Rick was named the #1 Illinois elder law estate planning attorney by Leading Lawyer Magazine. He has been quoted in the Wall Street Journal, AARP Magazine, TheStreet.com, and numerous newspapers and articles. Rick is the lead attorney for Law Elder Law, LLP, focusing in Estate Planning, Guardianship, and Nursing Home Solutions. His goal is to give retirees an informed edge when it comes to dealing with an uncertain future. Get flexible retirement strategies that work during good times and bad, plus information on how you can save your home and assets from being used to pay for long term care.
By Rick Rick Law, Senior Advocate and Estate Planning Lawyer at Law Elder Law in Chicago, IL.
An important fact to keep in mind when looking at the statutory health-care power of attorney (or the living will) is that the terms and concepts that are used are defined in a manner that would surprise most of us.
For example, in Illinois the definition of terminal illness is quite detailed, yet does not apply to many issues with dementia that the average person might assume would fall under the definition of terminal.
However, we already know that most doctors are probably not going to say that a person with Alzheimer’s is terminal—even if that person cannot swallow and requires a feeding tube to stay alive.
When most people hear that “death is imminent,” they probably think that death is days or perhaps a week or two away. Not too many people would consider six months to be imminent.
One becomes qualified for hospice if death is imminent, meaning that the person will die within the next six months. “Life-sustaining treatment” is defined as any medical treatment, procedure, or intervention that in the judgment of the attending physician, when applied to a patient with a qualifying condition, would not be effective to remove the qualifying condition or would serve only to prolong the dying process.
Those procedures can include, but are not limited to, assisted ventilation, renal dialysis, surgical procedures, blood transfusions, and the administration of drugs, antibiotics, and artificial nutrition and hydration.
Qualifying conditions are the conditions that trigger a living will to come into effect. They typically trigger a doctor to talk to a family with a health-care power of attorney about making an end-of-life decision or cause an attending physician to recommend no further life treatment or to make a referral to hospice.

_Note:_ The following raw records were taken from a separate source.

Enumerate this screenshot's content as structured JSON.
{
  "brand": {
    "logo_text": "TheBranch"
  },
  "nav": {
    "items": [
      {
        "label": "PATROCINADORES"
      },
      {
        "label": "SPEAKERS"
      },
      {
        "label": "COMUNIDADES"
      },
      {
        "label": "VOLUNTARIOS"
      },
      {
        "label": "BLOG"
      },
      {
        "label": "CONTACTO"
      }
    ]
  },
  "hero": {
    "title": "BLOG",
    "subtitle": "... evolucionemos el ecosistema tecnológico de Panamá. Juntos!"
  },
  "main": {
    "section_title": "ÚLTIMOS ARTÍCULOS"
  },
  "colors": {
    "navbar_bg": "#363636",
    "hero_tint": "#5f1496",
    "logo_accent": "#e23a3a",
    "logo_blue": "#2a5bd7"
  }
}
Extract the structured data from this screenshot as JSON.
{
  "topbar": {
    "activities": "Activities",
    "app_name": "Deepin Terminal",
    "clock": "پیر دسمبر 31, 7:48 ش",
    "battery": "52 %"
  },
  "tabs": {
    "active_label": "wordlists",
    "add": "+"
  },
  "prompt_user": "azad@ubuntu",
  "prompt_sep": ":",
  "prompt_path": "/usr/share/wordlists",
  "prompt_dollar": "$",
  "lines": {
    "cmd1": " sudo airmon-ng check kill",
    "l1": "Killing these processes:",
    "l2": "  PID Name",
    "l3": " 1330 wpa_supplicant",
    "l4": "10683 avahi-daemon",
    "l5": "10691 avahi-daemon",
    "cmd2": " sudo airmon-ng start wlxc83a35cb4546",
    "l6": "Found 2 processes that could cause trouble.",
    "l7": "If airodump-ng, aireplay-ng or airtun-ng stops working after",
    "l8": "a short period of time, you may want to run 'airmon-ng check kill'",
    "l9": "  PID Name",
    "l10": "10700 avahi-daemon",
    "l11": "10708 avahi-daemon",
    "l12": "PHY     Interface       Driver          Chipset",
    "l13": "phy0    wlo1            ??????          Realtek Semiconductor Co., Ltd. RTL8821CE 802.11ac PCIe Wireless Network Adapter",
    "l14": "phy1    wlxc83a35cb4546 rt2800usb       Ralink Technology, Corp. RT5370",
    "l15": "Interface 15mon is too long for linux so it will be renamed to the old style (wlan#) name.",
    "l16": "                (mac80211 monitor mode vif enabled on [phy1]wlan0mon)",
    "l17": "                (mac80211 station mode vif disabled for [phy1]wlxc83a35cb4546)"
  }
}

If you’re ready to start getting your estate in order and secure your assets for the “worst-case” scenario, please give our office a call at 800-310-3100. Your first consultation is absolutely free. We’ll let you know what steps you need to take, right now, to protect yourself and your family. Call now.
Rick L. Law, Attorney, Estate Planner for Retirees.